In an optimistic piece in the Times, the former British ambassador to Moscow, Tony Brenton, sees ‘common ground’ between Russia and Great Britain, and offers five suggestions for how the two sides can improve relations – without Britain shying away from tackling Russia on human rights.
First, we should remain true to our own liberal principles. Russia is a signatory to the European Convention on Human Rights. This gives us clear standing to criticise the more flagrant breaches — lawyers arrested, NGOs pressurised, journalists murdered. We should not, with our more pusillanimous European partners, be ready to turn a blind eye to bad behaviour. Russia does not respect weakness. And standing up for what we believe in strengthens those brave Russians who are working to improve their country.

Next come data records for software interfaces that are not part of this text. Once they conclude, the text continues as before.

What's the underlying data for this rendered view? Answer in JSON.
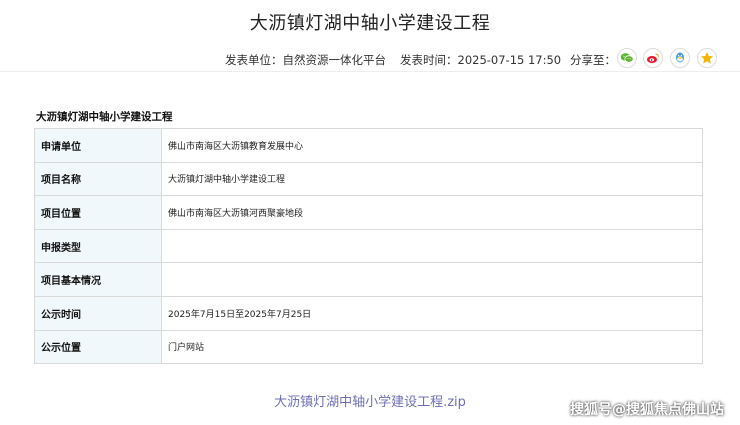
{
  "article": {
    "title": "大沥镇灯湖中轴小学建设工程",
    "publisher": "发表单位：自然资源一体化平台",
    "publish_time": "发表时间：2025-07-15 17:50",
    "share_label": "分享至："
  },
  "share": {
    "buttons": [
      {
        "icon": "wechat-icon",
        "color": "#5cb531"
      },
      {
        "icon": "weibo-icon",
        "color": "#e6162d"
      },
      {
        "icon": "qq-icon",
        "color": "#3f9ae8"
      },
      {
        "icon": "qzone-icon",
        "color": "#f5b400"
      }
    ]
  },
  "project": {
    "heading": "大沥镇灯湖中轴小学建设工程",
    "rows": [
      {
        "label": "申请单位",
        "value": "佛山市南海区大沥镇教育发展中心"
      },
      {
        "label": "项目名称",
        "value": "大沥镇灯湖中轴小学建设工程"
      },
      {
        "label": "项目位置",
        "value": "佛山市南海区大沥镇河西聚豪地段"
      },
      {
        "label": "申报类型",
        "value": ""
      },
      {
        "label": "项目基本情况",
        "value": ""
      },
      {
        "label": "公示时间",
        "value": "2025年7月15日至2025年7月25日"
      },
      {
        "label": "公示位置",
        "value": "门户网站"
      }
    ]
  },
  "attachment": {
    "filename": "大沥镇灯湖中轴小学建设工程.zip"
  },
  "watermark": {
    "text": "搜狐号@搜狐焦点佛山站"
  }
}
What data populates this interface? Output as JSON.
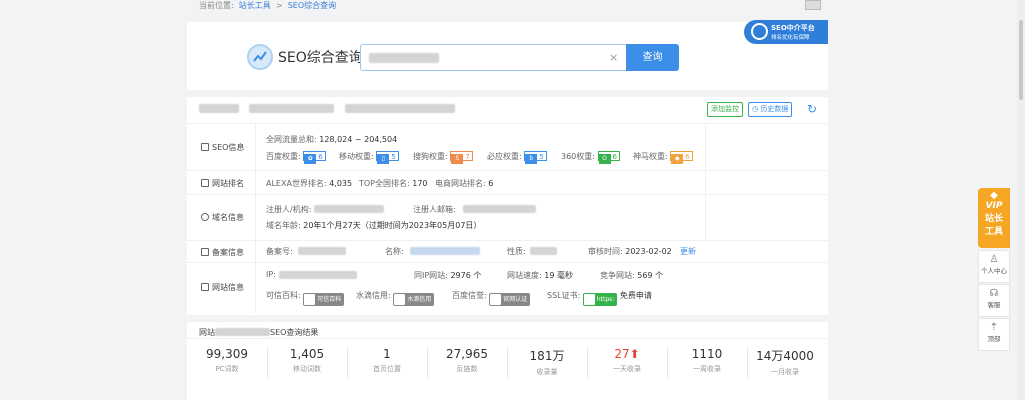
{
  "breadcrumb": {
    "prefix": "当前位置:",
    "home": "站长工具",
    "sep": ">",
    "current": "SEO综合查询"
  },
  "search": {
    "title": "SEO综合查询",
    "clear": "×",
    "button": "查询"
  },
  "promo": {
    "line1": "SEO中介平台",
    "line2": "排名优化有保障"
  },
  "actions": {
    "add_monitor": "添加监控",
    "history": "历史数据",
    "refresh_icon": "refresh-icon"
  },
  "seo_info": {
    "label": "SEO信息",
    "traffic_label": "全网流量总和:",
    "traffic_value": "128,024 ~ 204,504",
    "weights": [
      {
        "name": "百度权重:",
        "value": "6",
        "color": "#3d8ee8"
      },
      {
        "name": "移动权重:",
        "value": "5",
        "color": "#3d8ee8"
      },
      {
        "name": "搜狗权重:",
        "value": "7",
        "color": "#f08a4b"
      },
      {
        "name": "必应权重:",
        "value": "5",
        "color": "#3d8ee8"
      },
      {
        "name": "360权重:",
        "value": "6",
        "color": "#36b24a"
      },
      {
        "name": "神马权重:",
        "value": "6",
        "color": "#f0a33c"
      }
    ]
  },
  "site_rank": {
    "label": "网站排名",
    "alexa_label": "ALEXA世界排名:",
    "alexa_value": "4,035",
    "top_label": "TOP全国排名:",
    "top_value": "170",
    "ecommerce_label": "电商网站排名:",
    "ecommerce_value": "6"
  },
  "domain_info": {
    "label": "域名信息",
    "registrant_label": "注册人/机构:",
    "email_label": "注册人邮箱:",
    "age_label": "域名年龄:",
    "age_value": "20年1个月27天（过期时间为2023年05月07日）"
  },
  "icp_info": {
    "label": "备案信息",
    "number_label": "备案号:",
    "name_label": "名称:",
    "type_label": "性质:",
    "audit_label": "审核时间:",
    "audit_value": "2023-02-02",
    "update": "更新"
  },
  "site_info": {
    "label": "网站信息",
    "ip_label": "IP:",
    "same_ip_label": "同IP网站:",
    "same_ip_value": "2976 个",
    "speed_label": "网站速度:",
    "speed_value": "19 毫秒",
    "competitor_label": "竞争网站:",
    "competitor_value": "569 个",
    "trust_baike_label": "可信百科:",
    "trust_baike_badge": "可信百科",
    "water_label": "水滴信用:",
    "water_badge": "水滴信用",
    "baidu_trust_label": "百度信誉:",
    "baidu_trust_badge": "官网认证",
    "ssl_label": "SSL证书:",
    "ssl_badge": "https:",
    "ssl_apply": "免费申请"
  },
  "results": {
    "header_prefix": "网站",
    "header_suffix": "SEO查询结果",
    "stats": [
      {
        "value": "99,309",
        "label": "PC词数"
      },
      {
        "value": "1,405",
        "label": "移动词数"
      },
      {
        "value": "1",
        "label": "首页位置"
      },
      {
        "value": "27,965",
        "label": "反链数"
      },
      {
        "value": "181万",
        "label": "收录量"
      },
      {
        "value": "27⬆",
        "label": "一天收录"
      },
      {
        "value": "1110",
        "label": "一周收录"
      },
      {
        "value": "14万4000",
        "label": "一月收录"
      }
    ]
  },
  "side": {
    "vip_line1": "VIP",
    "vip_line2": "站长",
    "vip_line3": "工具",
    "personal": "个人中心",
    "service": "客服",
    "top": "顶部"
  },
  "colors": {
    "accent": "#3d8ee8",
    "green": "#36b24a",
    "orange": "#f5a623",
    "red": "#e5412d"
  }
}
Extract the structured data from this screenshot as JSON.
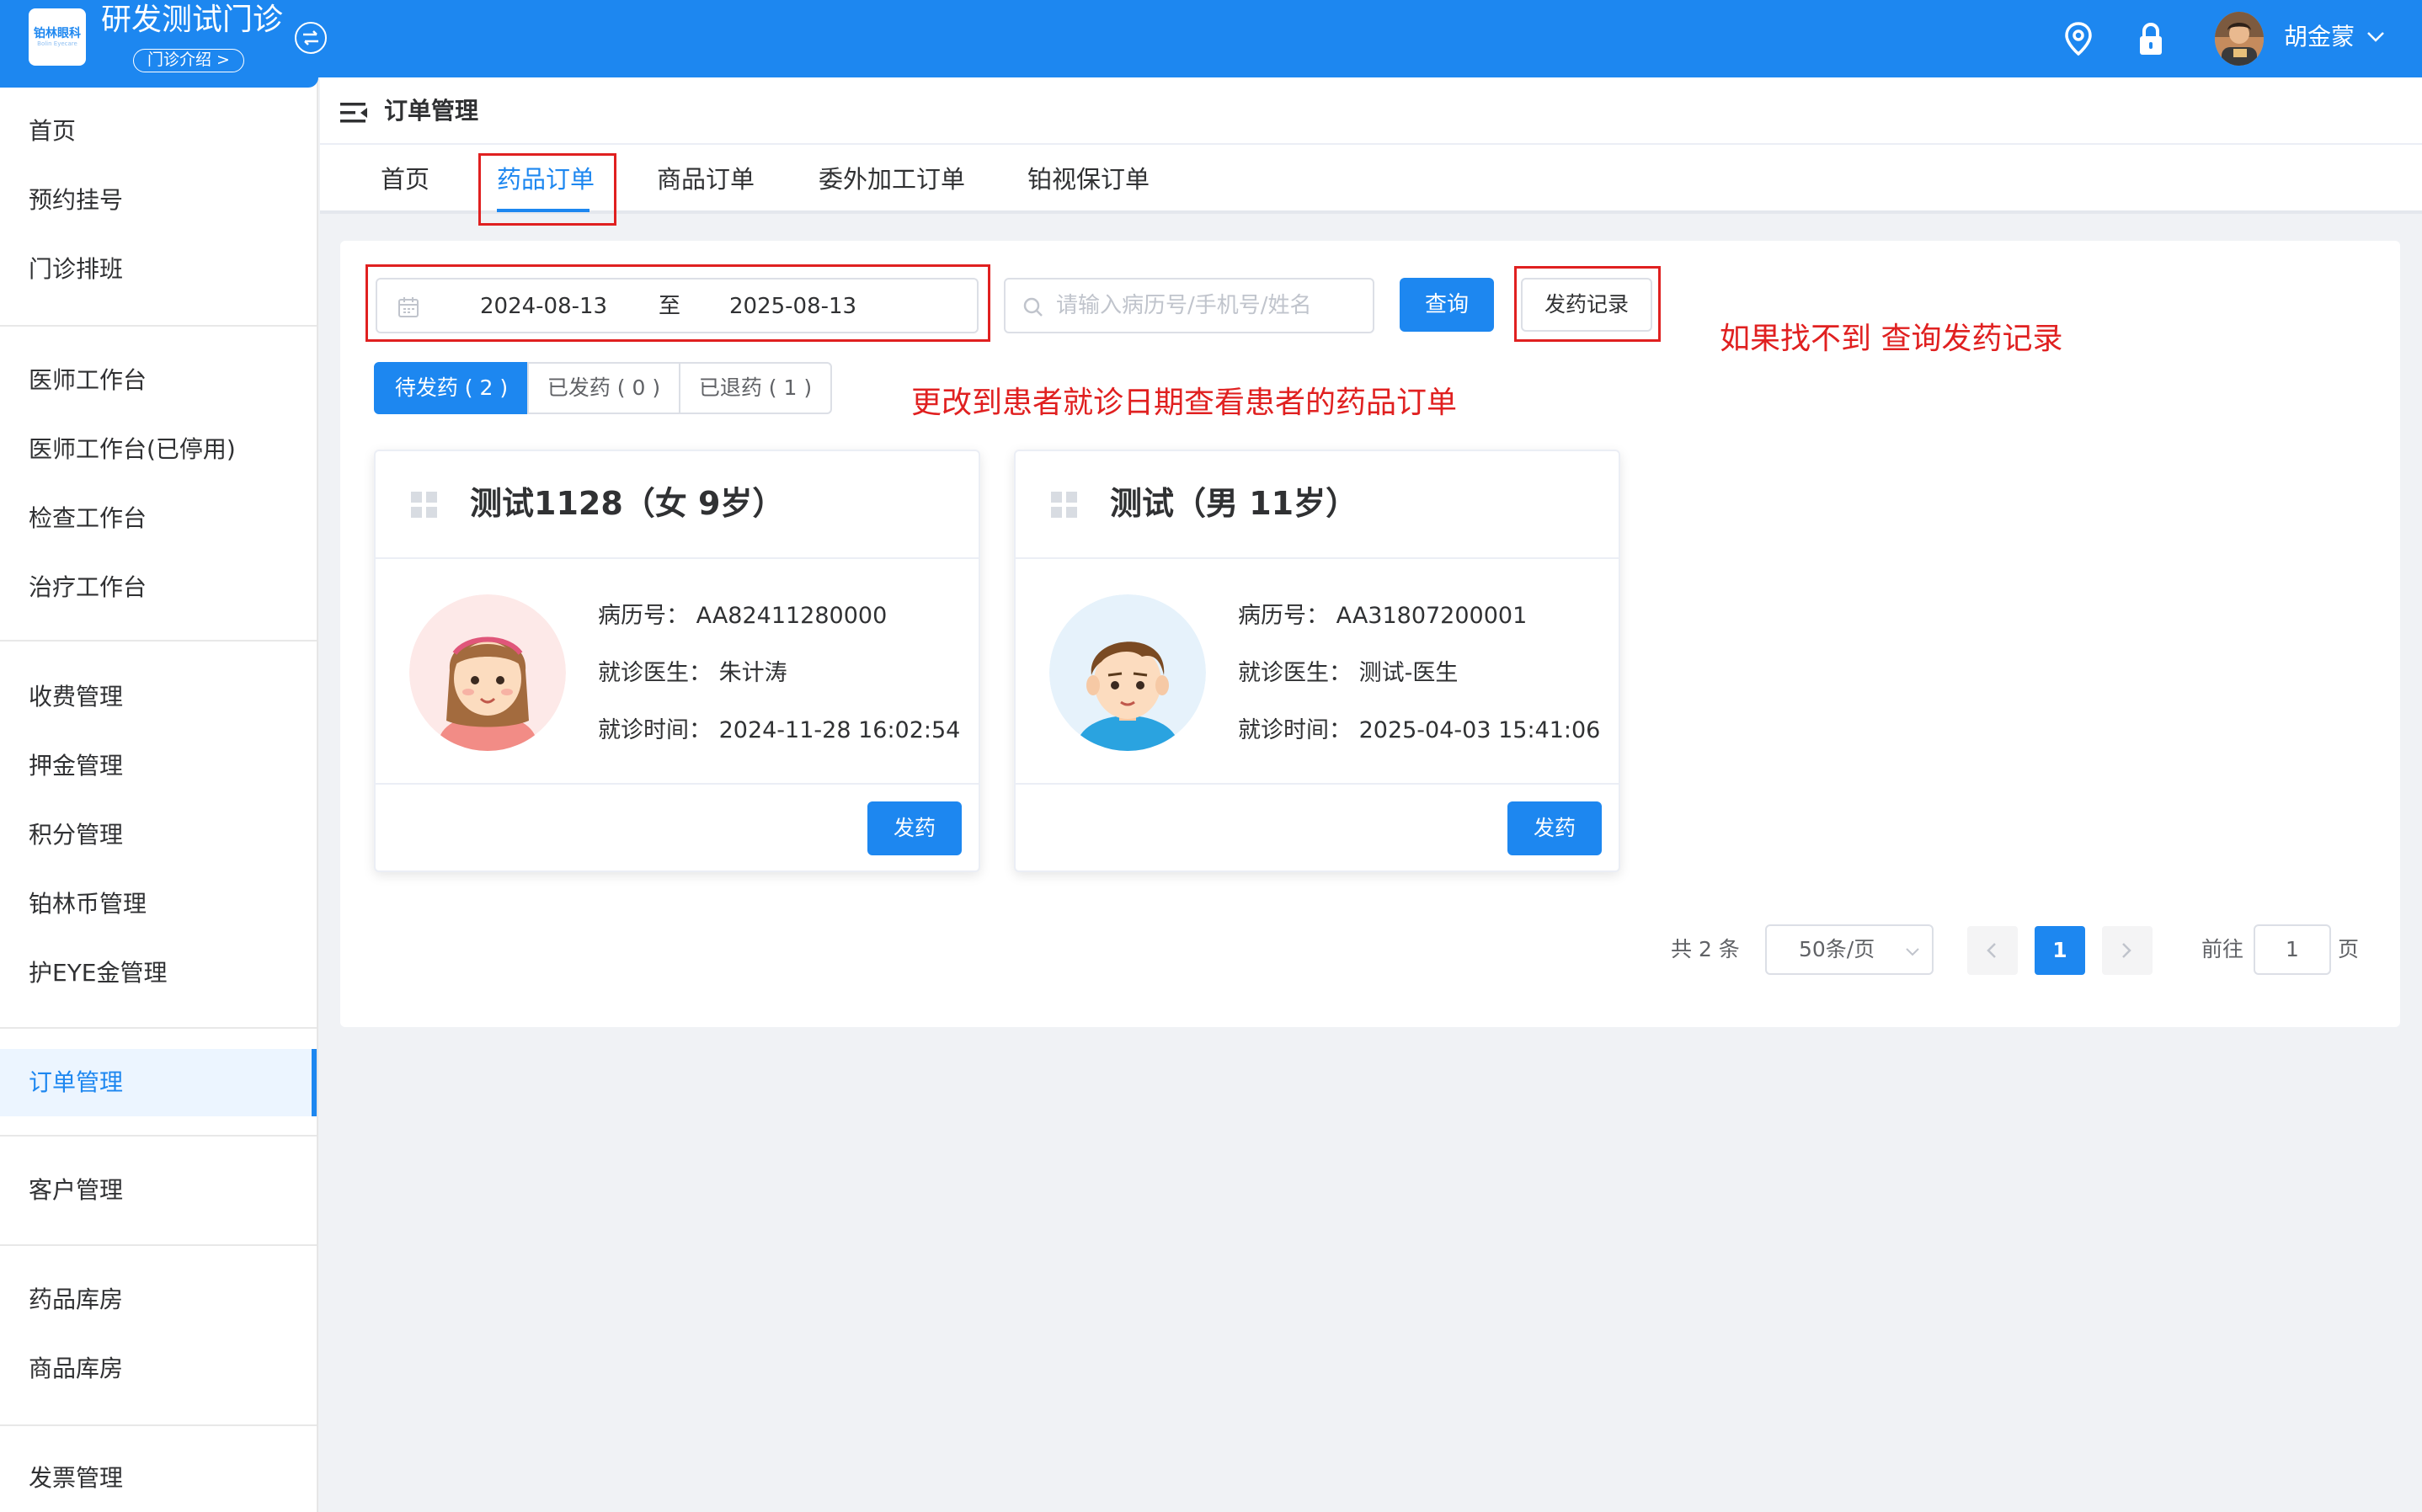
{
  "header": {
    "logo_text": "铂林眼科",
    "logo_sub": "Bolin Eyecare",
    "clinic_name": "研发测试门诊",
    "clinic_intro": "门诊介绍 >",
    "user_name": "胡金蒙",
    "accent_color": "#1d87f0",
    "icons": [
      "switch-icon",
      "location-icon",
      "lock-icon",
      "chevron-down-icon"
    ]
  },
  "sidebar": {
    "items": [
      {
        "label": "首页"
      },
      {
        "label": "预约挂号"
      },
      {
        "label": "门诊排班"
      },
      {
        "label": "医师工作台"
      },
      {
        "label": "医师工作台(已停用)"
      },
      {
        "label": "检查工作台"
      },
      {
        "label": "治疗工作台"
      },
      {
        "label": "收费管理"
      },
      {
        "label": "押金管理"
      },
      {
        "label": "积分管理"
      },
      {
        "label": "铂林币管理"
      },
      {
        "label": "护EYE金管理"
      },
      {
        "label": "订单管理"
      },
      {
        "label": "客户管理"
      },
      {
        "label": "药品库房"
      },
      {
        "label": "商品库房"
      },
      {
        "label": "发票管理"
      }
    ],
    "active": "订单管理"
  },
  "page": {
    "title": "订单管理",
    "tabs": [
      {
        "label": "首页"
      },
      {
        "label": "药品订单"
      },
      {
        "label": "商品订单"
      },
      {
        "label": "委外加工订单"
      },
      {
        "label": "铂视保订单"
      }
    ],
    "active_tab": "药品订单"
  },
  "filters": {
    "date_start": "2024-08-13",
    "date_separator": "至",
    "date_end": "2025-08-13",
    "search_placeholder": "请输入病历号/手机号/姓名",
    "search_value": "",
    "query_button": "查询",
    "record_button": "发药记录"
  },
  "status_tabs": [
    {
      "label": "待发药 ( 2 )"
    },
    {
      "label": "已发药 ( 0 )"
    },
    {
      "label": "已退药 ( 1 )"
    }
  ],
  "active_status": "待发药 ( 2 )",
  "annotations": {
    "record_hint": "如果找不到 查询发药记录",
    "date_hint": "更改到患者就诊日期查看患者的药品订单",
    "annotation_color": "#e02020"
  },
  "cards": [
    {
      "title": "测试1128（女 9岁）",
      "record_label": "病历号：",
      "record_no": "AA82411280000",
      "doctor_label": "就诊医生：",
      "doctor": "朱计涛",
      "time_label": "就诊时间：",
      "time": "2024-11-28 16:02:54",
      "avatar": "girl-avatar",
      "action": "发药"
    },
    {
      "title": "测试（男 11岁）",
      "record_label": "病历号：",
      "record_no": "AA31807200001",
      "doctor_label": "就诊医生：",
      "doctor": "测试-医生",
      "time_label": "就诊时间：",
      "time": "2025-04-03 15:41:06",
      "avatar": "boy-avatar",
      "action": "发药"
    }
  ],
  "pagination": {
    "total": "共 2 条",
    "page_size": "50条/页",
    "current_page": "1",
    "goto_label": "前往",
    "goto_value": "1",
    "page_suffix": "页"
  }
}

Second, we should work with Russia where we can. Talk of a “new ColdWar” is a grotesque exaggeration. Russia is not the revanchisttroublemaker depicted in much of the Western press. Its foreign policyis based on a cautious assessment of its national interest. There iscommon ground that we should work to exploit. Russia is as keen as weare to stop Iran going nuclear and Afghanistan falling back into thehands of the Taleban. We have a joint contribution to make to cuttingthe world’s excessive stock of nuclear weapons. And there are vastgains to be made by expanding our mutual trade and investment.
Third, we should make it clear when Russia’s external behaviour becomesunacceptable. The murder of Litvinenko, the attacks on the BritishCouncil, the unilateral Russian recognition of Abkhazia and SouthOssetia, the cyber attack on Estonia all disrupted the internationalorder. To let such behaviour pass is simply to invite more of the same.If we are clear where the limits are, we strengthen the hand of thoseinside Russia who argue that it should observe international norms morecarefully.

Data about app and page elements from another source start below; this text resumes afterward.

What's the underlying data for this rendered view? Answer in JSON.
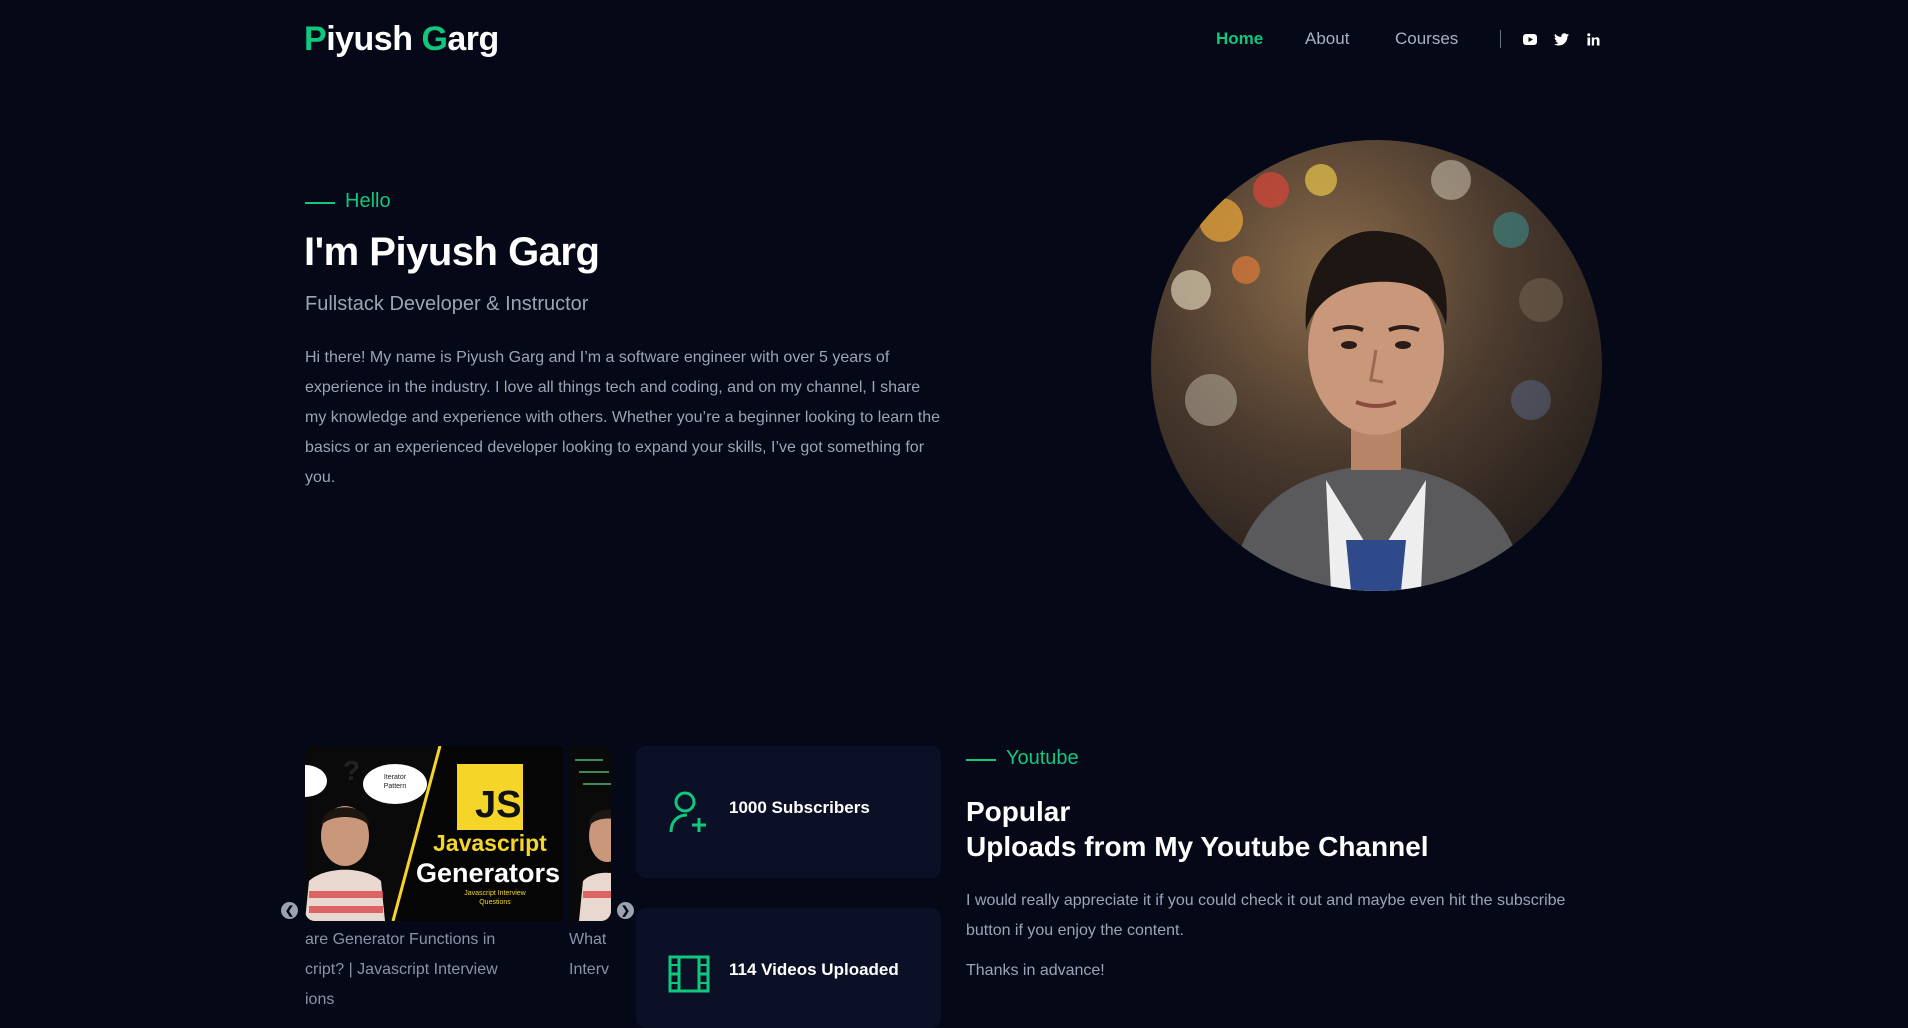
{
  "header": {
    "logo_p": "P",
    "logo_iyush": "iyush ",
    "logo_g": "G",
    "logo_arg": "arg",
    "nav": [
      {
        "label": "Home",
        "active": true
      },
      {
        "label": "About",
        "active": false
      },
      {
        "label": "Courses",
        "active": false
      }
    ],
    "socials": [
      "youtube-icon",
      "twitter-icon",
      "linkedin-icon"
    ],
    "accent_color": "#10c77e",
    "background": "#050816"
  },
  "hero": {
    "eyebrow": "Hello",
    "name": "I'm Piyush Garg",
    "role": "Fullstack Developer & Instructor",
    "bio": "Hi there! My name is Piyush Garg and I’m a software engineer with over 5 years of experience in the industry. I love all things tech and coding, and on my channel, I share my knowledge and experience with others. Whether you’re a beginner looking to learn the basics or an experienced developer looking to expand your skills, I’ve got something for you."
  },
  "carousel": {
    "thumb_badge": "JS",
    "thumb_title_1": "Javascript",
    "thumb_title_2": "Generators",
    "thumb_sub_1": "Javascript Interview",
    "thumb_sub_2": "Questions",
    "thumb_bubble_1": "Iterator",
    "thumb_bubble_2": "Pattern",
    "caption_1_line1": "are Generator Functions in",
    "caption_1_line2": "cript? | Javascript Interview",
    "caption_1_line3": "ions",
    "caption_2_line1": "What",
    "caption_2_line2": "Interv",
    "prev_icon": "chevron-left-icon",
    "next_icon": "chevron-right-icon"
  },
  "stats": [
    {
      "icon": "user-plus-icon",
      "label": "1000 Subscribers"
    },
    {
      "icon": "film-icon",
      "label": "114 Videos Uploaded"
    }
  ],
  "youtube": {
    "eyebrow": "Youtube",
    "title_line1": "Popular",
    "title_line2": "Uploads from My Youtube Channel",
    "description": "I would really appreciate it if you could check it out and maybe even hit the subscribe button if you enjoy the content.",
    "thanks": "Thanks in advance!"
  }
}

Fourth, we should recognise that Russia is going to evolve onlygradually and according to its own rhythms. It is unrealistic tobelieve that our behaviour can alone set Russia on a more co-operativeand liberal path. We, with our partners, can be influential at themargins, but only there. We should accept that, for a while at least,Russia is going to remain a very challenging player on theinternational scene, and adjust our tactics accordingly.
But, finally, we should remain optimistic. Russia is a country that, interms of both history and culture, knows itself to be profoundlyEuropean. As it looks around its borders, the least threatening one isthat to the west. Its trade and investment links are heavily westernorientated. The values to which it aspires are Western values. As itspeople grow more prosperous and more knowledgeable about the freedomsenjoyed by their Western neighbours, so they will grow less tolerant ofthe constraints under which they are forced to live.